The Skyscraper Museum is devoted to the study of high-rise building, past, present, and future. The Museum explores tall buildings as objects of design, products of technology, sites of construction, investments in real estate, and places of work and residence. This site will look better in a browser that supports web standards, but it is accessible to any browser or Internet device.
Continental Building, 1446-1450 Broadway at 41st Street
Plan for subdivision of 25th floor (above) and 19th floor (below). Ely Jacques Kahn, 1931, facsimile print. Collection of Avery Architectural and Fine Arts Library, Columbia University in the City of New York.
Garment lofts had to be flexible with floors easily subdivided, because space was leased to multiple businesses. Ely Jacques Kahn designed the 43-story Continental Building at the northern end of the Garment District in 1930. In 1931, he divided floors for the new tenants.
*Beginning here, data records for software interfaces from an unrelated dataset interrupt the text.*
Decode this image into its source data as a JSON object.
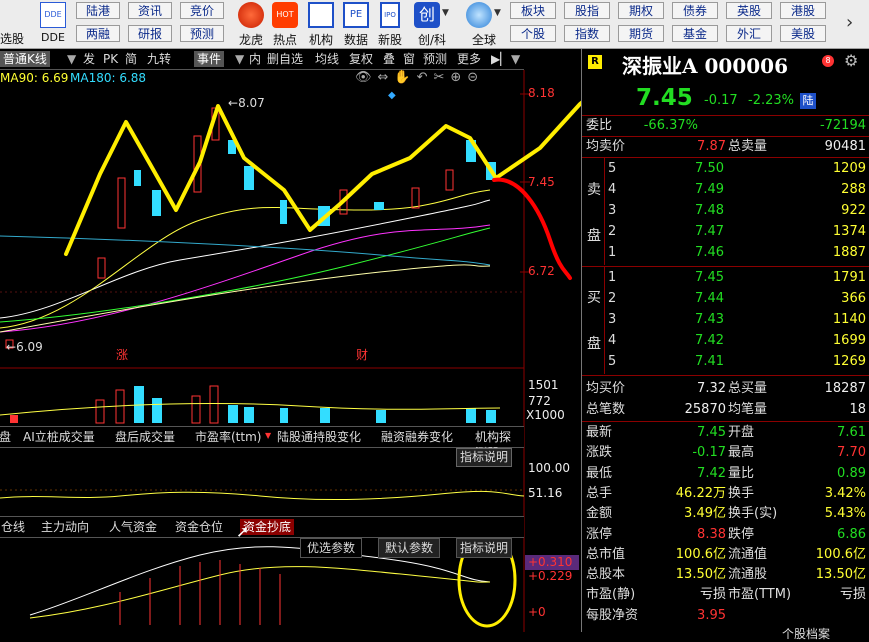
{
  "toolbar": {
    "left_labels": [
      "选股",
      "DDE"
    ],
    "top_row": [
      "陆港",
      "资讯",
      "竞价"
    ],
    "bottom_row": [
      "两融",
      "研报",
      "预测"
    ],
    "icon_labels": [
      "龙虎",
      "热点",
      "机构",
      "数据",
      "新股",
      "创/科",
      "全球"
    ],
    "right_top": [
      "板块",
      "股指",
      "期权",
      "债券",
      "英股",
      "港股"
    ],
    "right_bottom": [
      "个股",
      "指数",
      "期货",
      "基金",
      "外汇",
      "美股"
    ],
    "icon_badges": {
      "ddes": "DDE",
      "pe": "PE",
      "ipo": "IPO",
      "hot": "HOT"
    }
  },
  "chart_toolbar": {
    "items": [
      "普通K线",
      "发",
      "PK",
      "简",
      "九转",
      "事件",
      "内",
      "删自选",
      "均线",
      "复权",
      "叠",
      "窗",
      "预测",
      "更多"
    ],
    "ma_labels": [
      {
        "text": "MA90: 6.69",
        "color": "#ffff33"
      },
      {
        "text": "MA180: 6.88",
        "color": "#33ddff"
      }
    ]
  },
  "kline": {
    "price_labels": [
      "8.18",
      "7.45",
      "6.72"
    ],
    "high_label": "8.07",
    "low_label": "6.09",
    "markers": [
      "涨",
      "财"
    ]
  },
  "volume": {
    "labels": [
      "1501",
      "772",
      "X1000"
    ]
  },
  "indicator_tabs": {
    "items": [
      "盘",
      "AI立桩成交量",
      "盘后成交量",
      "市盈率(ttm)",
      "陆股通持股变化",
      "融资融券变化",
      "机构探测器"
    ],
    "explain": "指标说明",
    "labels": [
      "100.00",
      "51.16"
    ]
  },
  "fund_tabs": {
    "items": [
      "仓线",
      "主力动向",
      "人气资金",
      "资金仓位",
      "资金抄底"
    ],
    "selected": "资金抄底",
    "buttons": [
      "优选参数",
      "默认参数",
      "指标说明"
    ],
    "labels": [
      "+0.310",
      "+0.229",
      "+0"
    ]
  },
  "quote": {
    "stock_name": "深振业A",
    "stock_code": "000006",
    "price": "7.45",
    "change": "-0.17",
    "change_pct": "-2.23%",
    "market_badge": "陆",
    "r_badge": "R",
    "weibi_label": "委比",
    "weibi_value": "-66.37%",
    "weicha_value": "-72194",
    "avg_sell_label": "均卖价",
    "avg_sell_value": "7.87",
    "total_sell_label": "总卖量",
    "total_sell_value": "90481",
    "sell_side_label": [
      "卖",
      "盘"
    ],
    "buy_side_label": [
      "买",
      "盘"
    ],
    "sell_levels": [
      {
        "level": "5",
        "price": "7.50",
        "vol": "1209"
      },
      {
        "level": "4",
        "price": "7.49",
        "vol": "288"
      },
      {
        "level": "3",
        "price": "7.48",
        "vol": "922"
      },
      {
        "level": "2",
        "price": "7.47",
        "vol": "1374"
      },
      {
        "level": "1",
        "price": "7.46",
        "vol": "1887"
      }
    ],
    "buy_levels": [
      {
        "level": "1",
        "price": "7.45",
        "vol": "1791"
      },
      {
        "level": "2",
        "price": "7.44",
        "vol": "366"
      },
      {
        "level": "3",
        "price": "7.43",
        "vol": "1140"
      },
      {
        "level": "4",
        "price": "7.42",
        "vol": "1699"
      },
      {
        "level": "5",
        "price": "7.41",
        "vol": "1269"
      }
    ],
    "avg_buy_label": "均买价",
    "avg_buy_value": "7.32",
    "total_buy_label": "总买量",
    "total_buy_value": "18287",
    "trades_label": "总笔数",
    "trades_value": "25870",
    "avg_trade_label": "均笔量",
    "avg_trade_value": "18",
    "stats": [
      {
        "l1": "最新",
        "v1": "7.45",
        "c1": "grn",
        "l2": "开盘",
        "v2": "7.61",
        "c2": "grn"
      },
      {
        "l1": "涨跌",
        "v1": "-0.17",
        "c1": "grn",
        "l2": "最高",
        "v2": "7.70",
        "c2": "red"
      },
      {
        "l1": "最低",
        "v1": "7.42",
        "c1": "grn",
        "l2": "量比",
        "v2": "0.89",
        "c2": "grn"
      },
      {
        "l1": "总手",
        "v1": "46.22万",
        "c1": "yel",
        "l2": "换手",
        "v2": "3.42%",
        "c2": "yel"
      },
      {
        "l1": "金额",
        "v1": "3.49亿",
        "c1": "yel",
        "l2": "换手(实)",
        "v2": "5.43%",
        "c2": "yel"
      },
      {
        "l1": "涨停",
        "v1": "8.38",
        "c1": "red",
        "l2": "跌停",
        "v2": "6.86",
        "c2": "grn"
      },
      {
        "l1": "总市值",
        "v1": "100.6亿",
        "c1": "yel",
        "l2": "流通值",
        "v2": "100.6亿",
        "c2": "yel"
      },
      {
        "l1": "总股本",
        "v1": "13.50亿",
        "c1": "yel",
        "l2": "流通股",
        "v2": "13.50亿",
        "c2": "yel"
      },
      {
        "l1": "市盈(静)",
        "v1": "亏损",
        "c1": "wht",
        "l2": "市盈(TTM)",
        "v2": "亏损",
        "c2": "wht"
      },
      {
        "l1": "每股净资",
        "v1": "3.95",
        "c1": "red",
        "l2": "",
        "v2": "",
        "c2": "wht"
      }
    ],
    "bottom_tab": "个股档案"
  },
  "colors": {
    "up": "#ff3333",
    "down": "#33ddff",
    "annotation_yellow": "#ffee00",
    "annotation_red": "#ff0000",
    "panel_divider": "#8b0000"
  }
}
On the 19th floor, four garment-related firms had their offices, while only one occupied the 25th floor, with its offices and two showrooms. Sign boards at the entries to factory lofts such as the Kaufman Building often listed the names of the multiple tenants renting space.
Left: Drawing of Continental Building Architecture and Building, April 1931. Collection of Avery Architectural and Fine Arts Library, Columbia University in the City of New York.
Right:Sign Board, Kaufman Building, 224-232 West 35th Street. Detail of photograph, 1948. Library of Congress.